Kaiser Jr. skyrocketed up recruiting boards after deciding to focus on basketball and leave his days as a high school football quarterback behind.
The four-star wing picked Maryland, where he attended games as a kid, over Indiana and Virginia. Willard believes the freshman’s ability as a shooter will address some of the Terps’ three-point concerns from last season.
“He’s always pushing me, like after practice, let’s get some more shots up, like he said go early, let’s do some more recovery, stuff like that,” Harris-Smith said. “I definitely think he’s the best shooter in our team, maybe one of the best shooters in the country.”
Traore transferred to Maryland this summer after joining New Mexico State halfway through the Aggies’ tumultuous season last year.
The Paris native initially committed to NC State after moving to the U.S. and playing high school basketball in Washington, D.C., and South Carolina. The 6-foot-11 sophomore center adds more depth down low for the Terps.
“Everyone just needs to take a big deep breath with Mady,” Willard said. “Just be patient with him because he has the talent, the athleticism, the length to be a superstar in my opinion, but it’s just going to take him a little time to adjust from not really playing last year, having a very difficult situation, to now coming into the highest level of basketball.”
Lamothe was the first commit of Maryland’s incoming freshman class when he chose the Terps in June 2022. The 6-foot-4 guard could bolster the Terps’ backcourt and wing depth.
The three-star recruit from St. Frances Academy set a pair of school records last season in a 57-point, 16 three-pointer performance. He became the first player in school history to average a triple-double during the regular season. Willard praised how the freshman has worked to get in shape and prepared for the college level at the team’s media day.
Stephens’ addition appeared to quell concerns with Maryland’s mediocre three-point shooting last season — the Terps’ 32.8 percent mark from behind the arc ranked 238th of 363 teams in the country. But it’s unclear whether the sophomore will contribute this season due to an injury.
Stephens suffered a patellar tendon tear about four months ago and there is no definitive timeline for his return to full practice, a Maryland spokesperson told The Diamondback.
The Loyola Marymount transfer shot 37.4 percent from deep for the Lions last season and hopes to find different ways to score apart from his proficiency from behind the arc — a skill that has earned him the nickname ‘Snipe.’

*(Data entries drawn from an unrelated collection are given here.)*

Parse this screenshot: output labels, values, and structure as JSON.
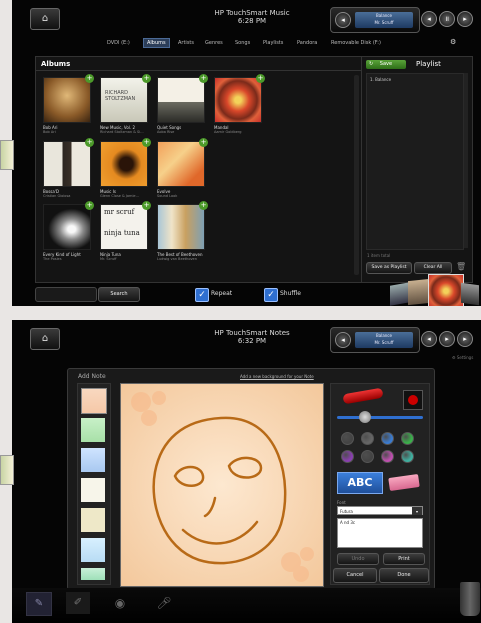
{
  "music": {
    "app_title": "HP TouchSmart Music",
    "time": "6:28 PM",
    "now_playing": {
      "track": "Balance",
      "artist": "Mr. Scruff"
    },
    "tabs": [
      "DVDI (E:)",
      "Albums",
      "Artists",
      "Genres",
      "Songs",
      "Playlists",
      "Pandora",
      "Removable Disk (F:)"
    ],
    "selected_tab": "Albums",
    "albums_header": "Albums",
    "albums": [
      {
        "title": "Bob Ari",
        "artist": "Bob Ari"
      },
      {
        "title": "New Music, Vol. 2",
        "artist": "Richard Stoltzman & Si..."
      },
      {
        "title": "Quiet Songs",
        "artist": "Aoba Rise"
      },
      {
        "title": "Mandal",
        "artist": "Aamir Goldberg"
      },
      {
        "title": "Bossa'D",
        "artist": "Cristian Gioiosa"
      },
      {
        "title": "Music Is",
        "artist": "Glenn Close & Jamie..."
      },
      {
        "title": "Evolve",
        "artist": "Sound Look"
      },
      {
        "title": "Every Kind of Light",
        "artist": "The Posies"
      },
      {
        "title": "Ninja Tuna",
        "artist": "Mr. Scruff"
      },
      {
        "title": "The Best of Beethoven",
        "artist": "Ludwig van Beethoven"
      }
    ],
    "playlist": {
      "title": "Playlist",
      "save_label": "Save",
      "items": [
        "1. Balance"
      ],
      "count": "1 item total"
    },
    "save_as_playlist": "Save as Playlist",
    "clear_all": "Clear All",
    "search_label": "Search",
    "repeat_label": "Repeat",
    "shuffle_label": "Shuffle"
  },
  "notes": {
    "app_title": "HP TouchSmart Notes",
    "time": "6:32 PM",
    "now_playing": {
      "track": "Balance",
      "artist": "Mr. Scruff"
    },
    "settings_label": "Settings",
    "add_note_title": "Add Note",
    "background_link": "Add a new background for your Note",
    "text_tool": "ABC",
    "font_label": "Font",
    "font_value": "Futura",
    "size_value": "A nd 3c",
    "undo_label": "Undo",
    "print_label": "Print",
    "cancel_label": "Cancel",
    "done_label": "Done",
    "swatch_colors": [
      "#444444",
      "#666666",
      "#3a7bd0",
      "#3ab04a",
      "#8a3fb0",
      "#444444",
      "#c04fb0",
      "#3fb0a0"
    ],
    "canvas_bg": "#f6d7b3",
    "ink_color": "#b86a17"
  }
}
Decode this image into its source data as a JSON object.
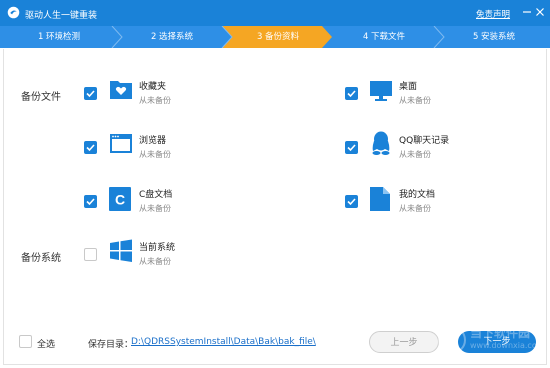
{
  "window": {
    "title": "驱动人生一键重装",
    "disclaimer": "免责声明"
  },
  "steps": [
    {
      "label": "1 环境检测",
      "active": false
    },
    {
      "label": "2 选择系统",
      "active": false
    },
    {
      "label": "3 备份资料",
      "active": true
    },
    {
      "label": "4 下载文件",
      "active": false
    },
    {
      "label": "5 安装系统",
      "active": false
    }
  ],
  "sections": {
    "backup_files": "备份文件",
    "backup_system": "备份系统"
  },
  "items": {
    "favorites": {
      "name": "收藏夹",
      "status": "从未备份",
      "checked": true
    },
    "desktop": {
      "name": "桌面",
      "status": "从未备份",
      "checked": true
    },
    "browser": {
      "name": "浏览器",
      "status": "从未备份",
      "checked": true
    },
    "qq": {
      "name": "QQ聊天记录",
      "status": "从未备份",
      "checked": true
    },
    "cdrive": {
      "name": "C盘文档",
      "status": "从未备份",
      "checked": true
    },
    "mydocs": {
      "name": "我的文档",
      "status": "从未备份",
      "checked": true
    },
    "system": {
      "name": "当前系统",
      "status": "从未备份",
      "checked": false
    }
  },
  "footer": {
    "select_all": "全选",
    "save_label": "保存目录：",
    "save_path": "D:\\QDRSSystemInstall\\Data\\Bak\\bak_file\\",
    "prev": "上一步",
    "next": "下一步"
  },
  "watermark": {
    "title": "当下软件园",
    "sub": "www.downxia.com"
  },
  "colors": {
    "accent": "#1a82d8",
    "active_step": "#f5a623",
    "step_bar": "#2e8fe6"
  },
  "icons": [
    "app-logo-icon",
    "minimize-icon",
    "close-icon",
    "folder-heart-icon",
    "monitor-icon",
    "browser-window-icon",
    "qq-penguin-icon",
    "c-drive-doc-icon",
    "document-icon",
    "windows-logo-icon",
    "check-icon"
  ]
}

“He’s a very, very knockdown shooter,” Scott said. “I’ve seen clips where he’s just knocking on shot over shot over shot.”
The three-star center rounded out Maryland’s class of 2023 when he committed to the Terps in January.
The 7-foot freshman played for IMG Academy’s post-graduate team last season and was also recruited by Missouri, Vanderbilt, Pitt, NC State and Rutgers. Pierce, Traore and sophomore Caelum Swanton-Rodger figure to provide depth for Maryland’s starting big men.
Lukas Sotell and Ben Murphy
The Terps have two new walk-ons in freshman Lukas Sotell and junior Ben Murphy. Sotell played for Montverde Academy’s post-graduate team last season and was a third team all-state selection during his high school career in Connecticut. Murphy spent two years at Howard Community College and averaged 8.8 points, 4.8 rebounds and 3.6 assists last season.